Dyadic stream multiplication (section 4.2.2) requires (n+1) input digits to generate n digits of output. This is clear from the algorithm which computes the average of two streams. The first digit of the first of these is determined directly from the first digits of the input, but the first digit of the second stream comes from the second digits of the two input streams.
The dyadic multiplication algorithm branches. Although only one recursive call to the multiplication function is made for each new digit, two stream average operations are also required. This means that n output digits will result in (2n-2) average operations running concurrently. There is also the possibility of the size of the dyadic digits swelling as individual digits are multiplied at each step.
Consider . Using the algorithm we can expand this and get the first two digits as follows:
Which gives us a result whose first two digits are as follows:

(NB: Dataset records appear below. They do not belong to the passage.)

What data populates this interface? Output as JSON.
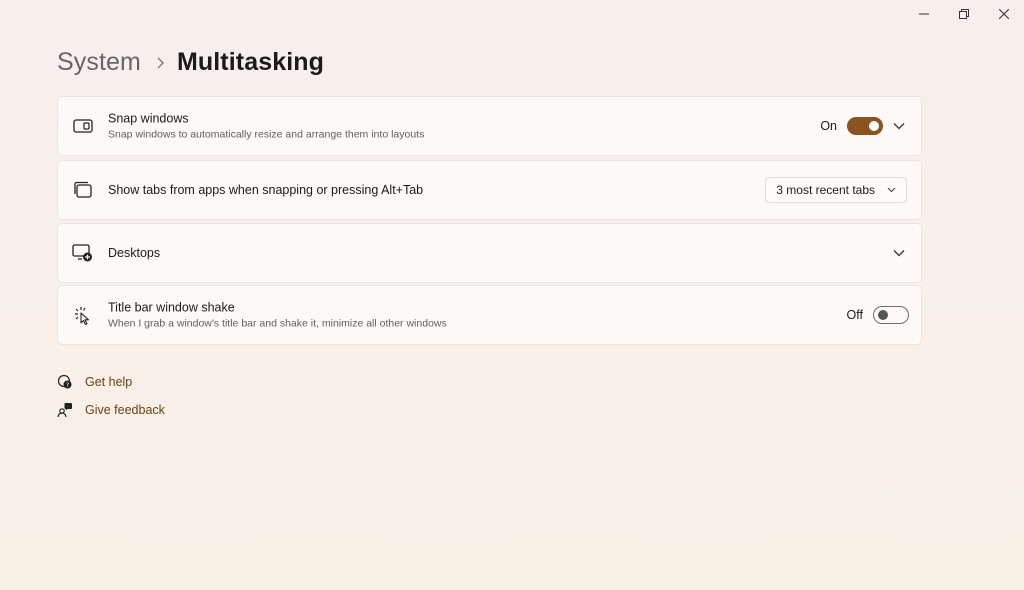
{
  "window": {
    "minimize_icon": "minimize-icon",
    "maximize_icon": "restore-icon",
    "close_icon": "close-icon"
  },
  "breadcrumb": {
    "parent": "System",
    "current": "Multitasking"
  },
  "settings": [
    {
      "icon": "snap-windows-icon",
      "title": "Snap windows",
      "description": "Snap windows to automatically resize and arrange them into layouts",
      "state_label": "On",
      "toggle": true,
      "expandable": true
    },
    {
      "icon": "tabs-icon",
      "title": "Show tabs from apps when snapping or pressing Alt+Tab",
      "dropdown_value": "3 most recent tabs"
    },
    {
      "icon": "desktops-icon",
      "title": "Desktops",
      "expandable": true
    },
    {
      "icon": "shake-icon",
      "title": "Title bar window shake",
      "description": "When I grab a window's title bar and shake it, minimize all other windows",
      "state_label": "Off",
      "toggle": false
    }
  ],
  "links": {
    "get_help": "Get help",
    "give_feedback": "Give feedback"
  },
  "colors": {
    "accent": "#8a5320",
    "link": "#6b3f14"
  }
}
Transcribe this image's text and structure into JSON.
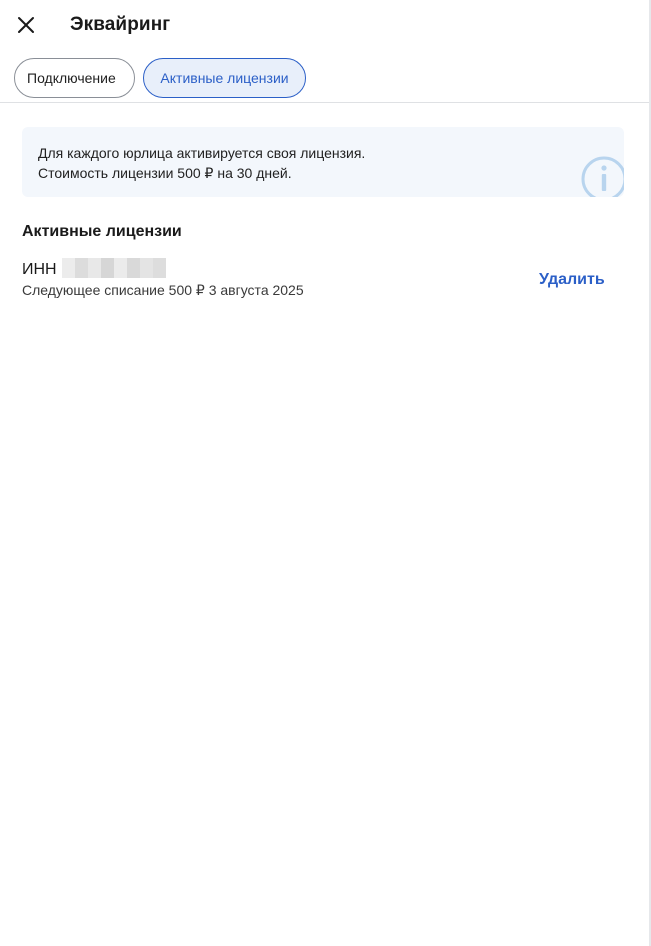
{
  "header": {
    "title": "Эквайринг"
  },
  "tabs": [
    {
      "label": "Подключение",
      "active": false
    },
    {
      "label": "Активные лицензии",
      "active": true
    }
  ],
  "info_card": {
    "line1": "Для каждого юрлица активируется своя лицензия.",
    "line2": "Стоимость лицензии 500 ₽ на 30 дней."
  },
  "section": {
    "title": "Активные лицензии"
  },
  "licenses": [
    {
      "inn_label": "ИНН",
      "next_charge": "Следующее списание 500 ₽ 3 августа 2025",
      "delete_label": "Удалить"
    }
  ],
  "colors": {
    "accent": "#2b5fc7",
    "active_tab_bg": "#e8effa",
    "info_bg": "#f3f7fc",
    "info_icon": "#b8d4ee"
  }
}
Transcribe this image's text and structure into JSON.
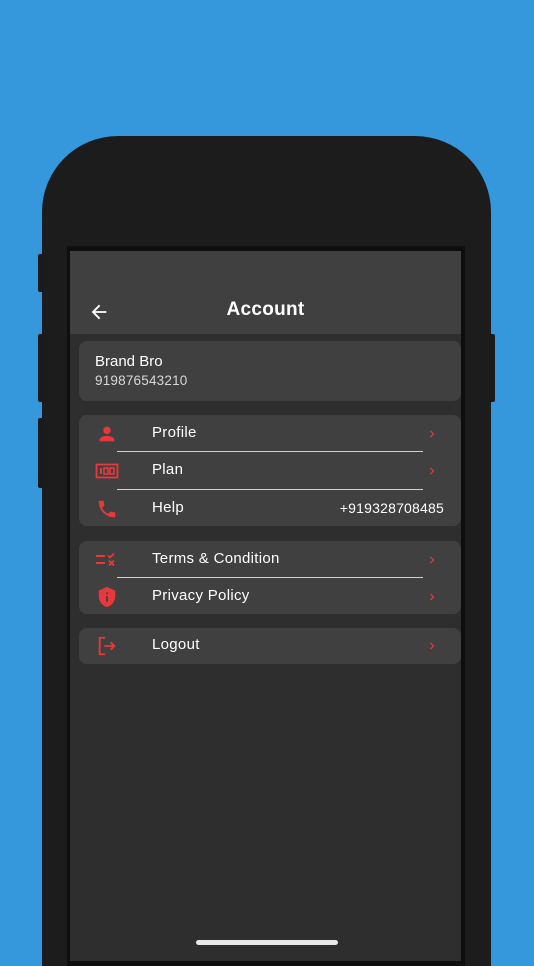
{
  "header": {
    "title": "Account"
  },
  "user": {
    "name": "Brand Bro",
    "phone": "919876543210"
  },
  "group1": [
    {
      "label": "Profile",
      "icon": "person-icon"
    },
    {
      "label": "Plan",
      "icon": "plan-icon"
    },
    {
      "label": "Help",
      "icon": "phone-icon",
      "value": "+919328708485"
    }
  ],
  "group2": [
    {
      "label": "Terms & Condition",
      "icon": "checklist-icon"
    },
    {
      "label": "Privacy Policy",
      "icon": "shield-icon"
    }
  ],
  "group3": [
    {
      "label": "Logout",
      "icon": "logout-icon"
    }
  ],
  "colors": {
    "background": "#3598dc",
    "accent": "#e8383b",
    "appbar": "#404040",
    "surface": "#2e2e2e",
    "card": "#404040"
  }
}
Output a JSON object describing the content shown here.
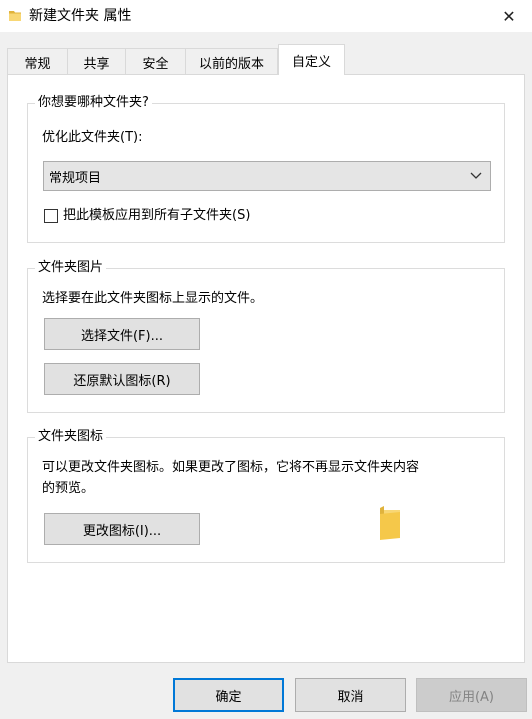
{
  "window": {
    "title": "新建文件夹 属性",
    "close_symbol": "✕"
  },
  "tabs": [
    {
      "label": "常规"
    },
    {
      "label": "共享"
    },
    {
      "label": "安全"
    },
    {
      "label": "以前的版本"
    },
    {
      "label": "自定义",
      "active": true
    }
  ],
  "folder_type": {
    "group_title": "你想要哪种文件夹?",
    "optimize_label": "优化此文件夹(T):",
    "selected_option": "常规项目",
    "apply_subfolders_label": "把此模板应用到所有子文件夹(S)",
    "apply_subfolders_checked": false
  },
  "folder_pictures": {
    "group_title": "文件夹图片",
    "description": "选择要在此文件夹图标上显示的文件。",
    "choose_file_button": "选择文件(F)...",
    "restore_default_button": "还原默认图标(R)"
  },
  "folder_icons": {
    "group_title": "文件夹图标",
    "description_line1": "可以更改文件夹图标。如果更改了图标，它将不再显示文件夹内容",
    "description_line2": "的预览。",
    "change_icon_button": "更改图标(I)..."
  },
  "footer": {
    "ok": "确定",
    "cancel": "取消",
    "apply": "应用(A)"
  },
  "colors": {
    "folder_yellow": "#f8d775",
    "folder_dark": "#e0b33c",
    "focus_blue": "#0078d7"
  }
}
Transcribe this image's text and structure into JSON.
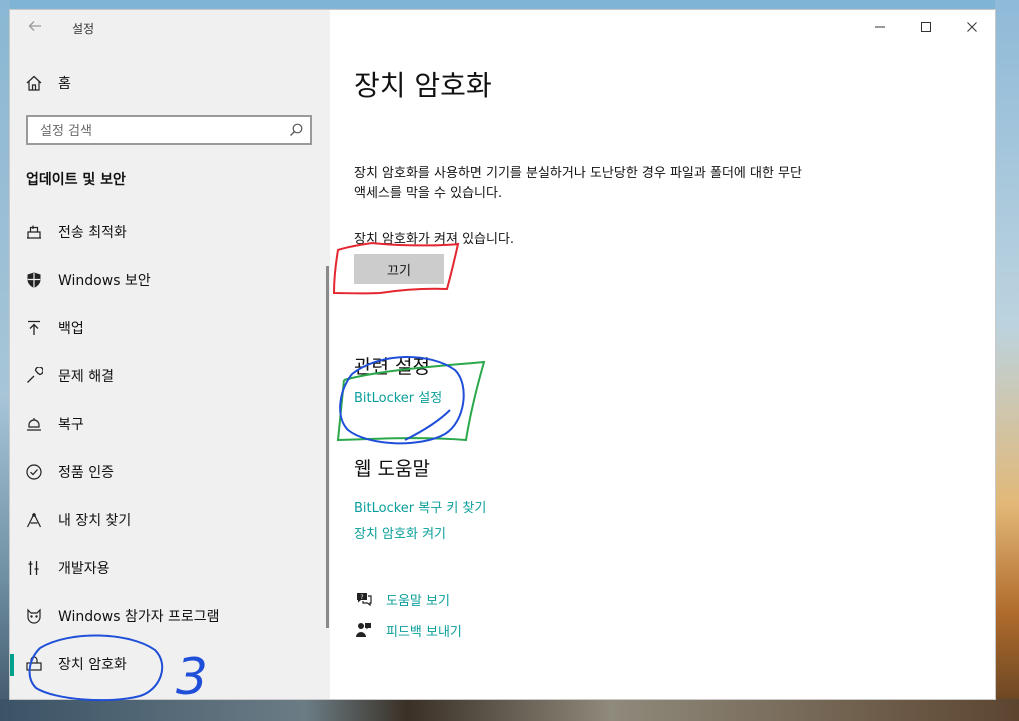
{
  "window": {
    "app_title": "설정",
    "controls": {
      "minimize": "—",
      "maximize": "☐",
      "close": "✕"
    }
  },
  "sidebar": {
    "home_label": "홈",
    "search_placeholder": "설정 검색",
    "section_title": "업데이트 및 보안",
    "items": [
      {
        "label": "전송 최적화",
        "icon": "delivery-optimization-icon"
      },
      {
        "label": "Windows 보안",
        "icon": "shield-icon"
      },
      {
        "label": "백업",
        "icon": "backup-arrow-icon"
      },
      {
        "label": "문제 해결",
        "icon": "wrench-icon"
      },
      {
        "label": "복구",
        "icon": "recovery-icon"
      },
      {
        "label": "정품 인증",
        "icon": "check-circle-icon"
      },
      {
        "label": "내 장치 찾기",
        "icon": "find-device-icon"
      },
      {
        "label": "개발자용",
        "icon": "developer-tools-icon"
      },
      {
        "label": "Windows 참가자 프로그램",
        "icon": "insider-cat-icon"
      },
      {
        "label": "장치 암호화",
        "icon": "device-encryption-icon",
        "active": true
      }
    ],
    "accent_color": "#00a18c"
  },
  "main": {
    "title": "장치 암호화",
    "description": "장치 암호화를 사용하면 기기를 분실하거나 도난당한 경우 파일과 폴더에 대한 무단 액세스를 막을 수 있습니다.",
    "status": "장치 암호화가 켜져 있습니다.",
    "off_button": "끄기",
    "related_heading": "관련 설정",
    "related_link": "BitLocker 설정",
    "web_help_heading": "웹 도움말",
    "web_help_links": [
      "BitLocker 복구 키 찾기",
      "장치 암호화 켜기"
    ],
    "help_link": "도움말 보기",
    "feedback_link": "피드백 보내기",
    "link_color": "#0a9f9a"
  },
  "annotations": {
    "number_label": "3",
    "colors": {
      "red": "#e3262f",
      "green": "#2aa84a",
      "blue": "#1f4fd8"
    }
  }
}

As we proceed, there are more and more average operations have been performed for each digit of output. In most cases where the input digits are random, a large numerator and denominator will be required to represent the result.